> [YOUR INSTRUCTIONS] Report only the number of lines in the entries below that hold the word "React".
-- TASK MATERIAL follows --
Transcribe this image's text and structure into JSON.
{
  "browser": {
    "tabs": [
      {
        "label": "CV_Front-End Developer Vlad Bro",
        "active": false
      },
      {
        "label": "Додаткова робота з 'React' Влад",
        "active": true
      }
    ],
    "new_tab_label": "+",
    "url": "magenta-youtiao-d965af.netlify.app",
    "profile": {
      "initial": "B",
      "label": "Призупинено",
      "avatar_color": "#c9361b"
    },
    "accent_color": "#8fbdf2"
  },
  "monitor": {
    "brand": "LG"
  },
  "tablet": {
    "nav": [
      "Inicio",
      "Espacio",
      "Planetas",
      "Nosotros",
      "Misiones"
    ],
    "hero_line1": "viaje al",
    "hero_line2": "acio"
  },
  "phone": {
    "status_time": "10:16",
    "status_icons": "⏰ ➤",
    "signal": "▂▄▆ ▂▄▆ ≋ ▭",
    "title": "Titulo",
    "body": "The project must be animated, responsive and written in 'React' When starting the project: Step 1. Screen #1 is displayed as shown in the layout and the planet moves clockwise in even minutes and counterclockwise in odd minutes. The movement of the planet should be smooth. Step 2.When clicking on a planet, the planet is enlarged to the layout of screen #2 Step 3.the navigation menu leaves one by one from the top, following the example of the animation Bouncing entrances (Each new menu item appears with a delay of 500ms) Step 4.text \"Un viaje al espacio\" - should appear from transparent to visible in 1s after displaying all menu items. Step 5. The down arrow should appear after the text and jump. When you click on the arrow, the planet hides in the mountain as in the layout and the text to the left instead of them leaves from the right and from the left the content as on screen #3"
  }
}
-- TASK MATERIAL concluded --
> [ANSWER SECTION] 2